▸ **Problem to work on**
Write out the data that follows exactly, keeping every picture out.

------------

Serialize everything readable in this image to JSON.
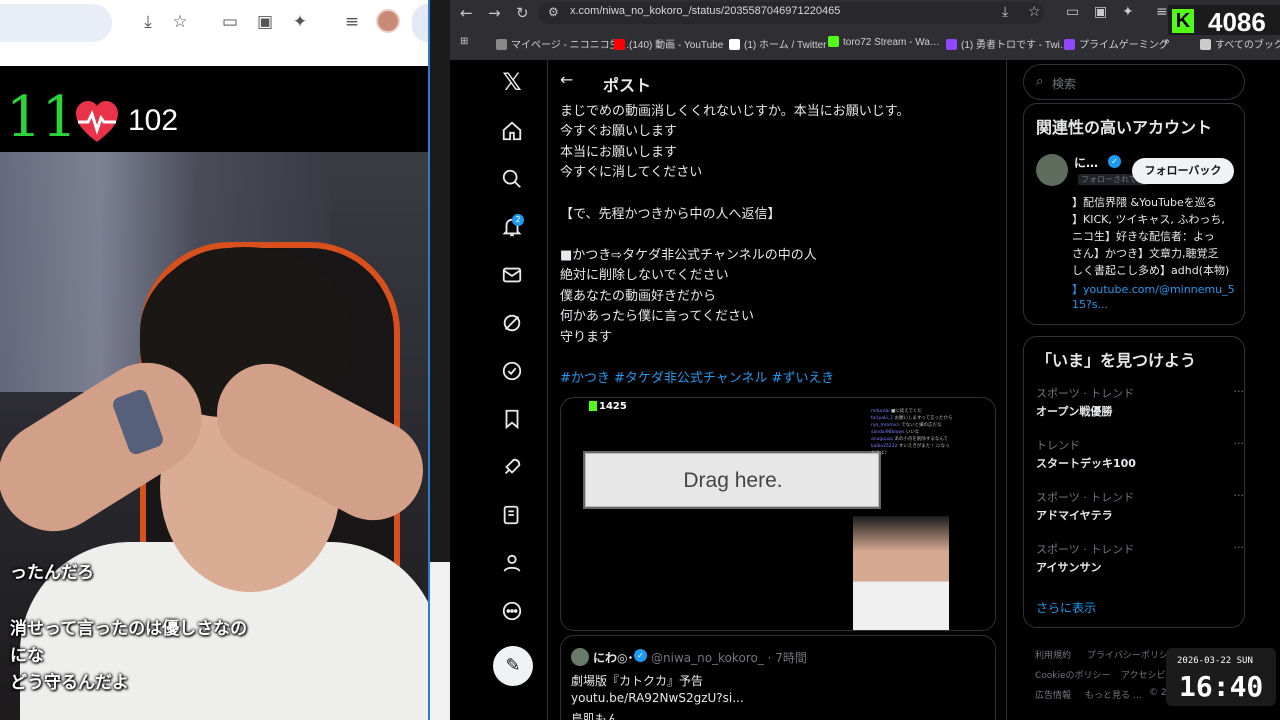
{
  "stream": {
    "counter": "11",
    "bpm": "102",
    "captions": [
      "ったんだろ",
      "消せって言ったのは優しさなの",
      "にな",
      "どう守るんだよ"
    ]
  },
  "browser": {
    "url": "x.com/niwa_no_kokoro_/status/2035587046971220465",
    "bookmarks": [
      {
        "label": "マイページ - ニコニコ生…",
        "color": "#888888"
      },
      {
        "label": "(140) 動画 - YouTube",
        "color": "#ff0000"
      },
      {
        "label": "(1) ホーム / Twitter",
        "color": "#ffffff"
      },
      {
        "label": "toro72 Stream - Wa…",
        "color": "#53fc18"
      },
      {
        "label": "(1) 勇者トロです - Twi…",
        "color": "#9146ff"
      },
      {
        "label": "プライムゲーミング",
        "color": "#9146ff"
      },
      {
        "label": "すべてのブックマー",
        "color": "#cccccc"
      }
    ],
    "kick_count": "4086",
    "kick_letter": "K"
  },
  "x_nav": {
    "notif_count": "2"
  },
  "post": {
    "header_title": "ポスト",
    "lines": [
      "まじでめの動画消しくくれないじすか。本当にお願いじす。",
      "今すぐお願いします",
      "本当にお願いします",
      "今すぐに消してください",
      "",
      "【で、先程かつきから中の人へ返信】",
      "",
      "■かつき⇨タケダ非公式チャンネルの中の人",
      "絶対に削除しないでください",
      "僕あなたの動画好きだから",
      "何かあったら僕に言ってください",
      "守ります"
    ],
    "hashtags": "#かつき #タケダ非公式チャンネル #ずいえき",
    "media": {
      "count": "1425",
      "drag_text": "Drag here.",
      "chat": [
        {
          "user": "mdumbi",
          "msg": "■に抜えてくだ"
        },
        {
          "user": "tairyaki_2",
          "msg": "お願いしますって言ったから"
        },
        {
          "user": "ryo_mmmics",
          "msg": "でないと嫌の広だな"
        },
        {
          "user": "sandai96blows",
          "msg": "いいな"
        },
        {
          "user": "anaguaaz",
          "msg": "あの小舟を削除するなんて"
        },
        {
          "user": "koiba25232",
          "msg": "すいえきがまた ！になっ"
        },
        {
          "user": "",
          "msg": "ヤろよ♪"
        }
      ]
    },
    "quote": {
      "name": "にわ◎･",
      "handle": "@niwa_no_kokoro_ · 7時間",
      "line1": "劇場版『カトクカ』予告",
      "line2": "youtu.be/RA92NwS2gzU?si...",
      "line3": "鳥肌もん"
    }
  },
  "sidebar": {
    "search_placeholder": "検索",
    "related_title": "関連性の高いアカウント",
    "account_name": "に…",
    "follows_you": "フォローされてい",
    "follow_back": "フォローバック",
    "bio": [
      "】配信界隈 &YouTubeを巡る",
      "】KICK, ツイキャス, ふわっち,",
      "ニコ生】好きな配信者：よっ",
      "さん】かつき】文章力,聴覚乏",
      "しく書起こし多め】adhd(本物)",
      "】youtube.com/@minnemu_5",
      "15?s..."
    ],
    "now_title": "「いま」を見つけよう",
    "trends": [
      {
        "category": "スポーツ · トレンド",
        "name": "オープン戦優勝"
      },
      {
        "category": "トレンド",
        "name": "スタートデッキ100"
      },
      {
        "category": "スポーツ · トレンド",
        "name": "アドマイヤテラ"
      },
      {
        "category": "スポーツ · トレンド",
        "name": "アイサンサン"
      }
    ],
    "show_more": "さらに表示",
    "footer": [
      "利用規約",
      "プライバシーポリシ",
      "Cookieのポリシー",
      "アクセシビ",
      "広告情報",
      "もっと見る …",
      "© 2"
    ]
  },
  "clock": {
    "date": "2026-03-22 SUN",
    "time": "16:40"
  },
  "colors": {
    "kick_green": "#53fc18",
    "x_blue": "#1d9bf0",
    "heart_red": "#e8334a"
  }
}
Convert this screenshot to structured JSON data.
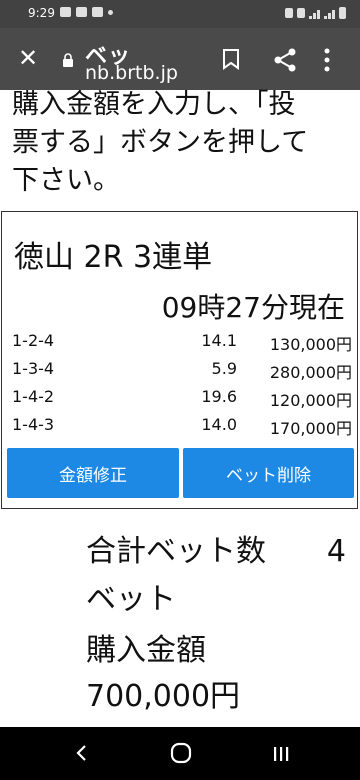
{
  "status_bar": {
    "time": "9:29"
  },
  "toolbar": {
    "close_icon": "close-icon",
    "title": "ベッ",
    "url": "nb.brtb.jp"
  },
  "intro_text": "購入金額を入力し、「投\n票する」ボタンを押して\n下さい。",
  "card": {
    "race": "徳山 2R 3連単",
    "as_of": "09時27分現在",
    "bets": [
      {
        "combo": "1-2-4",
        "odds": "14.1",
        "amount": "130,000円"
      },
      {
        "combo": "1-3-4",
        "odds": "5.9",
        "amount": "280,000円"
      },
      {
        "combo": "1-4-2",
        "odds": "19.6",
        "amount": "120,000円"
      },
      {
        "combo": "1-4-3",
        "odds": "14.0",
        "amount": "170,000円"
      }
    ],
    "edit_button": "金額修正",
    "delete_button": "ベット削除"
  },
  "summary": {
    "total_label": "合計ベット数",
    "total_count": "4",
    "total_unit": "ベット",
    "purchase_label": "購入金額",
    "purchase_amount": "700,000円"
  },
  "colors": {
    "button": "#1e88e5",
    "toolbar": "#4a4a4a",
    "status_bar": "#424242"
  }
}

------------

▸ **Response area**
Serialize everything readable in this image to JSON.
{
  "stream": {
    "counter": "11",
    "bpm": "102",
    "captions": [
      "ったんだろ",
      "消せって言ったのは優しさなの",
      "にな",
      "どう守るんだよ"
    ]
  },
  "browser": {
    "url": "x.com/niwa_no_kokoro_/status/2035587046971220465",
    "bookmarks": [
      {
        "label": "マイページ - ニコニコ生…",
        "color": "#888888"
      },
      {
        "label": "(140) 動画 - YouTube",
        "color": "#ff0000"
      },
      {
        "label": "(1) ホーム / Twitter",
        "color": "#ffffff"
      },
      {
        "label": "toro72 Stream - Wa…",
        "color": "#53fc18"
      },
      {
        "label": "(1) 勇者トロです - Twi…",
        "color": "#9146ff"
      },
      {
        "label": "プライムゲーミング",
        "color": "#9146ff"
      },
      {
        "label": "すべてのブックマー",
        "color": "#cccccc"
      }
    ],
    "kick_count": "4086",
    "kick_letter": "K"
  },
  "x_nav": {
    "notif_count": "2"
  },
  "post": {
    "header_title": "ポスト",
    "lines": [
      "まじでめの動画消しくくれないじすか。本当にお願いじす。",
      "今すぐお願いします",
      "本当にお願いします",
      "今すぐに消してください",
      "",
      "【で、先程かつきから中の人へ返信】",
      "",
      "■かつき⇨タケダ非公式チャンネルの中の人",
      "絶対に削除しないでください",
      "僕あなたの動画好きだから",
      "何かあったら僕に言ってください",
      "守ります"
    ],
    "hashtags": "#かつき #タケダ非公式チャンネル #ずいえき",
    "media": {
      "count": "1425",
      "drag_text": "Drag here.",
      "chat": [
        {
          "user": "mdumbi",
          "msg": "■に抜えてくだ"
        },
        {
          "user": "tairyaki_2",
          "msg": "お願いしますって言ったから"
        },
        {
          "user": "ryo_mmmics",
          "msg": "でないと嫌の広だな"
        },
        {
          "user": "sandai96blows",
          "msg": "いいな"
        },
        {
          "user": "anaguaaz",
          "msg": "あの小舟を削除するなんて"
        },
        {
          "user": "koiba25232",
          "msg": "すいえきがまた ！になっ"
        },
        {
          "user": "",
          "msg": "ヤろよ♪"
        }
      ]
    },
    "quote": {
      "name": "にわ◎･",
      "handle": "@niwa_no_kokoro_ · 7時間",
      "line1": "劇場版『カトクカ』予告",
      "line2": "youtu.be/RA92NwS2gzU?si...",
      "line3": "鳥肌もん"
    }
  },
  "sidebar": {
    "search_placeholder": "検索",
    "related_title": "関連性の高いアカウント",
    "account_name": "に…",
    "follows_you": "フォローされてい",
    "follow_back": "フォローバック",
    "bio": [
      "】配信界隈 &YouTubeを巡る",
      "】KICK, ツイキャス, ふわっち,",
      "ニコ生】好きな配信者：よっ",
      "さん】かつき】文章力,聴覚乏",
      "しく書起こし多め】adhd(本物)",
      "】youtube.com/@minnemu_5",
      "15?s..."
    ],
    "now_title": "「いま」を見つけよう",
    "trends": [
      {
        "category": "スポーツ · トレンド",
        "name": "オープン戦優勝"
      },
      {
        "category": "トレンド",
        "name": "スタートデッキ100"
      },
      {
        "category": "スポーツ · トレンド",
        "name": "アドマイヤテラ"
      },
      {
        "category": "スポーツ · トレンド",
        "name": "アイサンサン"
      }
    ],
    "show_more": "さらに表示",
    "footer": [
      "利用規約",
      "プライバシーポリシ",
      "Cookieのポリシー",
      "アクセシビ",
      "広告情報",
      "もっと見る …",
      "© 2"
    ]
  },
  "clock": {
    "date": "2026-03-22 SUN",
    "time": "16:40"
  },
  "colors": {
    "kick_green": "#53fc18",
    "x_blue": "#1d9bf0",
    "heart_red": "#e8334a"
  }
}
Convert this screenshot to structured JSON data.
{
  "status_bar": {
    "time": "9:29"
  },
  "toolbar": {
    "close_icon": "close-icon",
    "title": "ベッ",
    "url": "nb.brtb.jp"
  },
  "intro_text": "購入金額を入力し、「投\n票する」ボタンを押して\n下さい。",
  "card": {
    "race": "徳山 2R 3連単",
    "as_of": "09時27分現在",
    "bets": [
      {
        "combo": "1-2-4",
        "odds": "14.1",
        "amount": "130,000円"
      },
      {
        "combo": "1-3-4",
        "odds": "5.9",
        "amount": "280,000円"
      },
      {
        "combo": "1-4-2",
        "odds": "19.6",
        "amount": "120,000円"
      },
      {
        "combo": "1-4-3",
        "odds": "14.0",
        "amount": "170,000円"
      }
    ],
    "edit_button": "金額修正",
    "delete_button": "ベット削除"
  },
  "summary": {
    "total_label": "合計ベット数",
    "total_count": "4",
    "total_unit": "ベット",
    "purchase_label": "購入金額",
    "purchase_amount": "700,000円"
  },
  "colors": {
    "button": "#1e88e5",
    "toolbar": "#4a4a4a",
    "status_bar": "#424242"
  }
}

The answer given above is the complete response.